## Work to complete
List each line of the data that holds the string "Windows", please.

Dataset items
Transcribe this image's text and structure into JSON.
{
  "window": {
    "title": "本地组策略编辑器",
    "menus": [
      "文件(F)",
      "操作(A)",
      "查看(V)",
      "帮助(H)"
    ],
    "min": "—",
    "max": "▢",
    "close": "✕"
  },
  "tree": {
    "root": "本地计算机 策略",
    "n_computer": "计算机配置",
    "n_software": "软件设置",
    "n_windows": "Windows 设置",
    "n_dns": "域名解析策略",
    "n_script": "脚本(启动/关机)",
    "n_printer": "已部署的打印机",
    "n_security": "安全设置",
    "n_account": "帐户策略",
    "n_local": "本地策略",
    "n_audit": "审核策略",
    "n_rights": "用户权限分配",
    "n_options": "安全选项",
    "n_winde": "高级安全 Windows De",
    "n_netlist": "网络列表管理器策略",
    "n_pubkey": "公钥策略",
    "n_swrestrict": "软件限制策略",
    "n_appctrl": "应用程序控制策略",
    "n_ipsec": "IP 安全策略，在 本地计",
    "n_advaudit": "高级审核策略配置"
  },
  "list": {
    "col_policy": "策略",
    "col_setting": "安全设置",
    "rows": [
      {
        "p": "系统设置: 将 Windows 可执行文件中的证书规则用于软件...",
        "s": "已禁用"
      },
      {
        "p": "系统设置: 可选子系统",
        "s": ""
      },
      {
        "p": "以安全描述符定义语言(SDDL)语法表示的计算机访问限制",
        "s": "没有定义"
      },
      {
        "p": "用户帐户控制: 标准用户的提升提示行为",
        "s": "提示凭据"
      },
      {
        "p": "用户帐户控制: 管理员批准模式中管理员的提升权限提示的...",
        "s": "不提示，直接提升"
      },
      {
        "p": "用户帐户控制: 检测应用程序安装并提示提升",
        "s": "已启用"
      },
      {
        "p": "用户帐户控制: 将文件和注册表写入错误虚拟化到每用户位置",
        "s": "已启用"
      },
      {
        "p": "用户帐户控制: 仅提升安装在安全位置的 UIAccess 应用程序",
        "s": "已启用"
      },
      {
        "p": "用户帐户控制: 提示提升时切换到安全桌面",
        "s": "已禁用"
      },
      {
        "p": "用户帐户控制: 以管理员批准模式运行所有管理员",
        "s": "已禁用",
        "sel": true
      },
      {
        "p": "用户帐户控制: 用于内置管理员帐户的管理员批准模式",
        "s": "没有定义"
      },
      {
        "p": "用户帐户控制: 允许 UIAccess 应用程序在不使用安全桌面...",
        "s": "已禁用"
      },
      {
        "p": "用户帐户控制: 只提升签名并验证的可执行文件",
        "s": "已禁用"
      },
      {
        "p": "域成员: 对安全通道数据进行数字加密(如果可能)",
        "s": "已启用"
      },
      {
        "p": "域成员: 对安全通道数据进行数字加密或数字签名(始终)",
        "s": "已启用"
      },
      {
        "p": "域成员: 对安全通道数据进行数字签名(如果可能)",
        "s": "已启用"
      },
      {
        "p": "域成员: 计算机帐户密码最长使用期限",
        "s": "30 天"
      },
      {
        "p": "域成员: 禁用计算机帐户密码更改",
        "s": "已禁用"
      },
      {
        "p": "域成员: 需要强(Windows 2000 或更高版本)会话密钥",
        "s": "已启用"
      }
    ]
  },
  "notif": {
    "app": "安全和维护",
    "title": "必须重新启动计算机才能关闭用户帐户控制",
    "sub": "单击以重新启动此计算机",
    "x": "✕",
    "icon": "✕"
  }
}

## Result below
    "n_windows": "Windows 设置",
    "n_winde": "高级安全 Windows De",
        "p": "系统设置: 将 Windows 可执行文件中的证书规则用于软件...",
        "p": "域成员: 需要强(Windows 2000 或更高版本)会话密钥",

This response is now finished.